Friday, the game was tied 1-1 in the 8th before Glen Perkins came in and gave up the lead. Perkins has admitted his second half this year was not a good one, after his stellar performance in the first half. But no matter how the opponent runs came across the plate last week, the Twins hitters didn't do enough. I mean, when Perk gave up those runs, the Twins had just two hits on the board. That's not going to get it done.

Meanwhile, the Angels and Astros (who eventually won the second wild card spot) both won this weekend. In fact, the Astros beat up on the Arizona Diamondbacks 21-5 Friday. That seems like a pretty good statement that their team is ready for a postseason run.

Glass half full, or glass half empty
Now, there are two ways to look at this season for the Twins. There are all the comments that the Twins exceeded expectations in 2015. They were supposed to lose another 90 games, not finish 83-79. They weren't supposed to be anywhere near a playoff race, so this season has just been all gravy, with extra mashed potatoes.

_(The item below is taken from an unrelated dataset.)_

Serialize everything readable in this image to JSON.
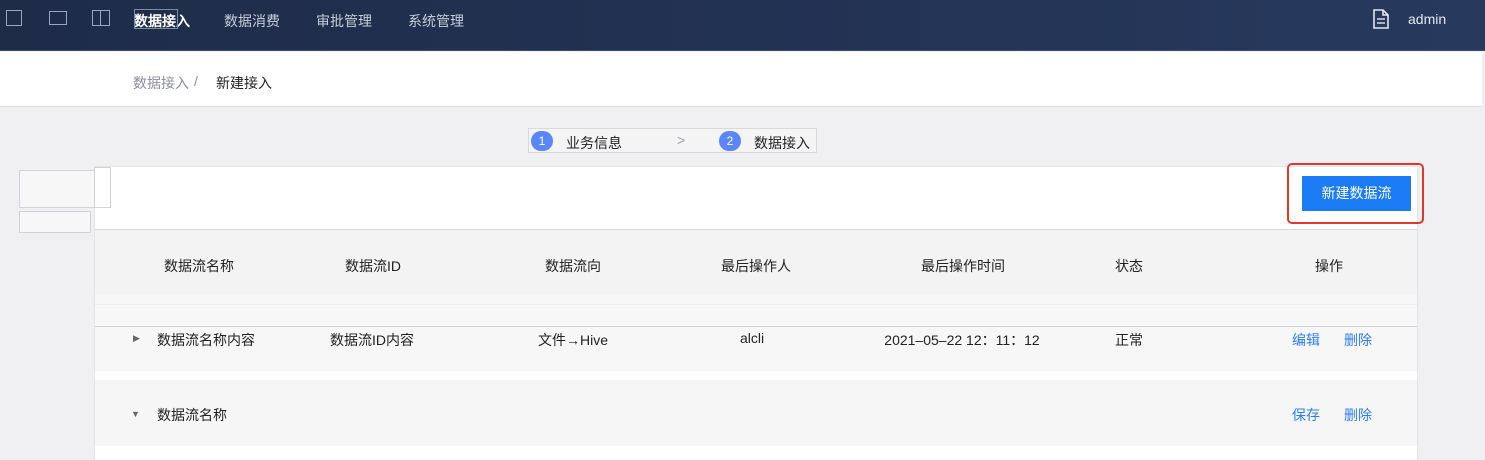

People don't want to beat up on the Twins for how their season ended, because look at all the positives and everything they accomplished. The steps forward. The great rookie performances.

These things are all true, and I'm not one to disagree with these comments. Who would have thought they'd still be in contention in game 161?

Things change, and that's OK
Still, that doesn't mean fans can't analyze how the Twins fell short of reaching the postseason. However it happened, the fact is they were in a position to contend for the playoffs. And even though expectations were very low at the start of the season, that doesn't mean expectations can't change either.

This was a team that rattled off 20 wins in the month of May, after all. It was the summer of resiliency for a team that would not quit and would not fade away. When races come down to the wire in a 162-game season, it's easy to magnify every game in September. Though it's also a good reminder of the cliche that every game counts. If you think a close 4-3 loss in April or a 12-0 blowout in June doesn't matter, it's simply not true. Every loss is still a loss.

But if you want to know what I'll point to when I think back to why the Twins didn't get it done, just look at their 4-6 second-to-last homestand in September. The Twins just didn't do enough. The Astros struggled during this week, too, so it would have been a good time to gain ground.

The Twins lost two of three to the abysmal Tigers. Then they lost three of four to the Angels, including blowing an early six-run lead and dropping a doubleheader. The homestand included two, 12-inning losses and a five-game losing streak. That stretch was not good enough for a team trying to make the playoffs, and it came back to haunt them.

All that aside, it really was a great season. I'm not as disappointed as I would be if they underachieved and missed the playoffs. Sure, of course it's always tough when your team's season ends, whenever that is, but there is so much to look forward to in 2016 and the years to come.

I'm excited to see where the Twins go from here.